The United States' killing of Aden Hashi Ayro weakens Al Shabaab and its mentor Sheikh Aweys

Before dawn on 1 May, two United States' AC130 gunships from Camp Lemonnier in Djibouti destroyed a house in Dusamareb, central Somalia, not far from the Ethiopian border. It was t...


Money battles

This week, Finance Minister Amos Kimunya has downplayed talk of a looming budget crisis and slumping growth rates. His determined optimism follows a statement by National Developme...


A dangerous invasion

Eritrea sent its troops into Djibouti, a small country with powerful allies

After Djibouti complained that Eritrea had invaded, President Issayas Afewerki responded on 19 May that this was 'a wild invention' with hidden foreign backing. On 4 April, Eritrea...


Judge Kriegler looks into the elections

There is little prospect that the Independent Review Commission, chaired by South African Judge Johann Kriegler, will get to the bottom of the election skulduggery that triggered m...


In the rain-forrest

Under scrutiny since 2002, the Forrest Group is in trouble with the United Nations again

Belgium has lost a diplomat and the George Forrest Group, which dominates parts of Congo-Kinshasa's mining industry, has lost a valuable senior executive. Pierre Chevalier, Belgium...



Pointers

James Lemkin

James Anthony Lemkin, who died on 12 May, was one of the founders of Africa Confidential.
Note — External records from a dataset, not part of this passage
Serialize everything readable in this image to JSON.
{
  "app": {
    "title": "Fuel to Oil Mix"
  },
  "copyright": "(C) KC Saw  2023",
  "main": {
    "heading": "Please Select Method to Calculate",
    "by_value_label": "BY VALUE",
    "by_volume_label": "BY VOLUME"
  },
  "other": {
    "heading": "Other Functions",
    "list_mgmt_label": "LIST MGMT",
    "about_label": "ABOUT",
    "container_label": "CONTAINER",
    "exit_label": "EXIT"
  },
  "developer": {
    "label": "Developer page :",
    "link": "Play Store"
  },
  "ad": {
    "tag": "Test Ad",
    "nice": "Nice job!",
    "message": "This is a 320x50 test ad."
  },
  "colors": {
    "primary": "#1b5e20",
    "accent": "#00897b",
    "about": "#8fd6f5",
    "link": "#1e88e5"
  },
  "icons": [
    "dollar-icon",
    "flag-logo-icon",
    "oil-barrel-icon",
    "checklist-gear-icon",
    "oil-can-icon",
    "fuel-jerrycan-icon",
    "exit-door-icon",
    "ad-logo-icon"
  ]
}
He set the newsletter up in 1960, along with John Vernon, Charles Janson and Charles March...


Nuclear nexus

South African officials visiting Russia on 22-23 May were in damage-control mode. In March, Eskom let it be known that the Russian nuclear reactor builder Atomstroyexport (ASE), wo...


London's laundries

British banks could face awkward questions after police in London charged Theresa Nkoyo Ibori, wife of former Delta State Governor James Ibori, with money laundering on 20 May. She...